[Page and application data records]

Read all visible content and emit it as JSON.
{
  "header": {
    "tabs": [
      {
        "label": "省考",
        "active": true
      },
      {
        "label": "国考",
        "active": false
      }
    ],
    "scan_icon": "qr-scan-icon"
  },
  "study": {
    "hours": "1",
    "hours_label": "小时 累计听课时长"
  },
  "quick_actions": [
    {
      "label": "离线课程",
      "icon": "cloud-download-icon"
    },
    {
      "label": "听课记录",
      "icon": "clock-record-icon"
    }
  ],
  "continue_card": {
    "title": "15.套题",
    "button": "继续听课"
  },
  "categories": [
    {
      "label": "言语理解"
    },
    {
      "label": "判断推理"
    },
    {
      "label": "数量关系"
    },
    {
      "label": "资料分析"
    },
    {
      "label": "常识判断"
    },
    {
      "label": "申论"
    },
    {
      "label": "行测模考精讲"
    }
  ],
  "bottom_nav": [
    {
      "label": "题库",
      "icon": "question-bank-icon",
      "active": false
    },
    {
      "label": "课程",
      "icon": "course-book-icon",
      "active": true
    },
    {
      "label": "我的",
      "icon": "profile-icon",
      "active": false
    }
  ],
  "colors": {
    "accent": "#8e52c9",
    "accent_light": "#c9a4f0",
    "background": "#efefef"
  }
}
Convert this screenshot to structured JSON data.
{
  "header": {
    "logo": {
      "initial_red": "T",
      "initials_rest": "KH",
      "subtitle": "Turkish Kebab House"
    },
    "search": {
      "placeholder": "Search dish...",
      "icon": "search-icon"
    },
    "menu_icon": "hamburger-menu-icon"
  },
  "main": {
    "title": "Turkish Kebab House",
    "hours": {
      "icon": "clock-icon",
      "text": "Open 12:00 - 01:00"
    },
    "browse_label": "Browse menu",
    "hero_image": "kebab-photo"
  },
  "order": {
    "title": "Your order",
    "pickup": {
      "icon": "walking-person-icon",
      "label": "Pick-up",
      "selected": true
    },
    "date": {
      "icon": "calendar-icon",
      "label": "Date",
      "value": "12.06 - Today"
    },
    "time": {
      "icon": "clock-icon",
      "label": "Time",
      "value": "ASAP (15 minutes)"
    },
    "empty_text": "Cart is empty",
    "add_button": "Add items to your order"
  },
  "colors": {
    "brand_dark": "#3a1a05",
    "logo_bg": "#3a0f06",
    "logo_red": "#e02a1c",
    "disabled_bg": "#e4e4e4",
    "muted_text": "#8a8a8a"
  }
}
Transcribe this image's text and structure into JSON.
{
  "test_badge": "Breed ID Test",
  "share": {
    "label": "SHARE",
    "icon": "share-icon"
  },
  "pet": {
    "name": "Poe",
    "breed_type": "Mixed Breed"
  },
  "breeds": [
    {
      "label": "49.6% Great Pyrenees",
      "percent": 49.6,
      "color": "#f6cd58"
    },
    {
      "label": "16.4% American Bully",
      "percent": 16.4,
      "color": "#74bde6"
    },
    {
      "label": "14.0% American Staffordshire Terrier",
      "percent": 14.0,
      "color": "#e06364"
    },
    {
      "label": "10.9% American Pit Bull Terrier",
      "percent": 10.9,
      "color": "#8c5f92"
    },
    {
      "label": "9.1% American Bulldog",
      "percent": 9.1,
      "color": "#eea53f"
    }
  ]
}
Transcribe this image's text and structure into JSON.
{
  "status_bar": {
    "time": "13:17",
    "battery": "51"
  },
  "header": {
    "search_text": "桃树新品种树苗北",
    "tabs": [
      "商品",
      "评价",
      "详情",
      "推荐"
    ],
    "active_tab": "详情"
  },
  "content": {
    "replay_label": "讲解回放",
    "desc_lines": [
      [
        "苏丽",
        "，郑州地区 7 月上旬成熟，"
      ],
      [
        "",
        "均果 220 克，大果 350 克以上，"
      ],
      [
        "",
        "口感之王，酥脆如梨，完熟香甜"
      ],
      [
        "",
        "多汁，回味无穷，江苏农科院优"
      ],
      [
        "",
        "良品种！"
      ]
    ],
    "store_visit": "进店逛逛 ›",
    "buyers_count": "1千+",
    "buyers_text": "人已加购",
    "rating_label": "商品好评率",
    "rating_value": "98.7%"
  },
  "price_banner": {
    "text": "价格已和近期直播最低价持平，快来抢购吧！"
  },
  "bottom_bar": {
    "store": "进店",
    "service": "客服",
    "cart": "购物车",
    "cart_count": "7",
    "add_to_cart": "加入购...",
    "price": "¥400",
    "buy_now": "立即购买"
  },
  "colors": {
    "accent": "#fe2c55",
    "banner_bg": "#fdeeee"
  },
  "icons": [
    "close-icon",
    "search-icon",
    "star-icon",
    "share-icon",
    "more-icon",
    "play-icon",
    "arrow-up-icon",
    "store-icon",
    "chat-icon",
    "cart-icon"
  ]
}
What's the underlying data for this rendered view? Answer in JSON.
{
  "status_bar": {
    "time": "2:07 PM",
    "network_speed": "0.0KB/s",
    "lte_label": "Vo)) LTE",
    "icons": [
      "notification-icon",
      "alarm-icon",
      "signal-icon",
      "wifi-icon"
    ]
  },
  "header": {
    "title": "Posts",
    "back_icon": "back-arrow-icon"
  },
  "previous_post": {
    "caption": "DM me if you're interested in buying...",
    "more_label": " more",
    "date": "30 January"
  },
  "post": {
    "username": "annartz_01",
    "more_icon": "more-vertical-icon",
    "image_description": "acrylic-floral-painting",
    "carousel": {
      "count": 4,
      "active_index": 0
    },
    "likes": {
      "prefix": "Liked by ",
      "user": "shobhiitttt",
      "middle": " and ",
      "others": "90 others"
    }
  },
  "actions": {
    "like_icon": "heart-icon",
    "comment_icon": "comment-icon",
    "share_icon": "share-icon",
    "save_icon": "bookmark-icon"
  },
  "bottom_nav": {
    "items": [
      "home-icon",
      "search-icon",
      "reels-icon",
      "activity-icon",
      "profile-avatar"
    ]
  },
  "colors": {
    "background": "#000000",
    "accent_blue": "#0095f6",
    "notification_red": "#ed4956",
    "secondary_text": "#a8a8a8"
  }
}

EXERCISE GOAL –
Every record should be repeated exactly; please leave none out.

ANSWER TO THIS TASK –
Read all visible content and emit it as JSON.
{
  "header": {
    "tabs": [
      {
        "label": "省考",
        "active": true
      },
      {
        "label": "国考",
        "active": false
      }
    ],
    "scan_icon": "qr-scan-icon"
  },
  "study": {
    "hours": "1",
    "hours_label": "小时 累计听课时长"
  },
  "quick_actions": [
    {
      "label": "离线课程",
      "icon": "cloud-download-icon"
    },
    {
      "label": "听课记录",
      "icon": "clock-record-icon"
    }
  ],
  "continue_card": {
    "title": "15.套题",
    "button": "继续听课"
  },
  "categories": [
    {
      "label": "言语理解"
    },
    {
      "label": "判断推理"
    },
    {
      "label": "数量关系"
    },
    {
      "label": "资料分析"
    },
    {
      "label": "常识判断"
    },
    {
      "label": "申论"
    },
    {
      "label": "行测模考精讲"
    }
  ],
  "bottom_nav": [
    {
      "label": "题库",
      "icon": "question-bank-icon",
      "active": false
    },
    {
      "label": "课程",
      "icon": "course-book-icon",
      "active": true
    },
    {
      "label": "我的",
      "icon": "profile-icon",
      "active": false
    }
  ],
  "colors": {
    "accent": "#8e52c9",
    "accent_light": "#c9a4f0",
    "background": "#efefef"
  }
}
Convert this screenshot to structured JSON data.
{
  "header": {
    "logo": {
      "initial_red": "T",
      "initials_rest": "KH",
      "subtitle": "Turkish Kebab House"
    },
    "search": {
      "placeholder": "Search dish...",
      "icon": "search-icon"
    },
    "menu_icon": "hamburger-menu-icon"
  },
  "main": {
    "title": "Turkish Kebab House",
    "hours": {
      "icon": "clock-icon",
      "text": "Open 12:00 - 01:00"
    },
    "browse_label": "Browse menu",
    "hero_image": "kebab-photo"
  },
  "order": {
    "title": "Your order",
    "pickup": {
      "icon": "walking-person-icon",
      "label": "Pick-up",
      "selected": true
    },
    "date": {
      "icon": "calendar-icon",
      "label": "Date",
      "value": "12.06 - Today"
    },
    "time": {
      "icon": "clock-icon",
      "label": "Time",
      "value": "ASAP (15 minutes)"
    },
    "empty_text": "Cart is empty",
    "add_button": "Add items to your order"
  },
  "colors": {
    "brand_dark": "#3a1a05",
    "logo_bg": "#3a0f06",
    "logo_red": "#e02a1c",
    "disabled_bg": "#e4e4e4",
    "muted_text": "#8a8a8a"
  }
}
Transcribe this image's text and structure into JSON.
{
  "test_badge": "Breed ID Test",
  "share": {
    "label": "SHARE",
    "icon": "share-icon"
  },
  "pet": {
    "name": "Poe",
    "breed_type": "Mixed Breed"
  },
  "breeds": [
    {
      "label": "49.6% Great Pyrenees",
      "percent": 49.6,
      "color": "#f6cd58"
    },
    {
      "label": "16.4% American Bully",
      "percent": 16.4,
      "color": "#74bde6"
    },
    {
      "label": "14.0% American Staffordshire Terrier",
      "percent": 14.0,
      "color": "#e06364"
    },
    {
      "label": "10.9% American Pit Bull Terrier",
      "percent": 10.9,
      "color": "#8c5f92"
    },
    {
      "label": "9.1% American Bulldog",
      "percent": 9.1,
      "color": "#eea53f"
    }
  ]
}
Transcribe this image's text and structure into JSON.
{
  "status_bar": {
    "time": "13:17",
    "battery": "51"
  },
  "header": {
    "search_text": "桃树新品种树苗北",
    "tabs": [
      "商品",
      "评价",
      "详情",
      "推荐"
    ],
    "active_tab": "详情"
  },
  "content": {
    "replay_label": "讲解回放",
    "desc_lines": [
      [
        "苏丽",
        "，郑州地区 7 月上旬成熟，"
      ],
      [
        "",
        "均果 220 克，大果 350 克以上，"
      ],
      [
        "",
        "口感之王，酥脆如梨，完熟香甜"
      ],
      [
        "",
        "多汁，回味无穷，江苏农科院优"
      ],
      [
        "",
        "良品种！"
      ]
    ],
    "store_visit": "进店逛逛 ›",
    "buyers_count": "1千+",
    "buyers_text": "人已加购",
    "rating_label": "商品好评率",
    "rating_value": "98.7%"
  },
  "price_banner": {
    "text": "价格已和近期直播最低价持平，快来抢购吧！"
  },
  "bottom_bar": {
    "store": "进店",
    "service": "客服",
    "cart": "购物车",
    "cart_count": "7",
    "add_to_cart": "加入购...",
    "price": "¥400",
    "buy_now": "立即购买"
  },
  "colors": {
    "accent": "#fe2c55",
    "banner_bg": "#fdeeee"
  },
  "icons": [
    "close-icon",
    "search-icon",
    "star-icon",
    "share-icon",
    "more-icon",
    "play-icon",
    "arrow-up-icon",
    "store-icon",
    "chat-icon",
    "cart-icon"
  ]
}
What's the underlying data for this rendered view? Answer in JSON.
{
  "status_bar": {
    "time": "2:07 PM",
    "network_speed": "0.0KB/s",
    "lte_label": "Vo)) LTE",
    "icons": [
      "notification-icon",
      "alarm-icon",
      "signal-icon",
      "wifi-icon"
    ]
  },
  "header": {
    "title": "Posts",
    "back_icon": "back-arrow-icon"
  },
  "previous_post": {
    "caption": "DM me if you're interested in buying...",
    "more_label": " more",
    "date": "30 January"
  },
  "post": {
    "username": "annartz_01",
    "more_icon": "more-vertical-icon",
    "image_description": "acrylic-floral-painting",
    "carousel": {
      "count": 4,
      "active_index": 0
    },
    "likes": {
      "prefix": "Liked by ",
      "user": "shobhiitttt",
      "middle": " and ",
      "others": "90 others"
    }
  },
  "actions": {
    "like_icon": "heart-icon",
    "comment_icon": "comment-icon",
    "share_icon": "share-icon",
    "save_icon": "bookmark-icon"
  },
  "bottom_nav": {
    "items": [
      "home-icon",
      "search-icon",
      "reels-icon",
      "activity-icon",
      "profile-avatar"
    ]
  },
  "colors": {
    "background": "#000000",
    "accent_blue": "#0095f6",
    "notification_red": "#ed4956",
    "secondary_text": "#a8a8a8"
  }
}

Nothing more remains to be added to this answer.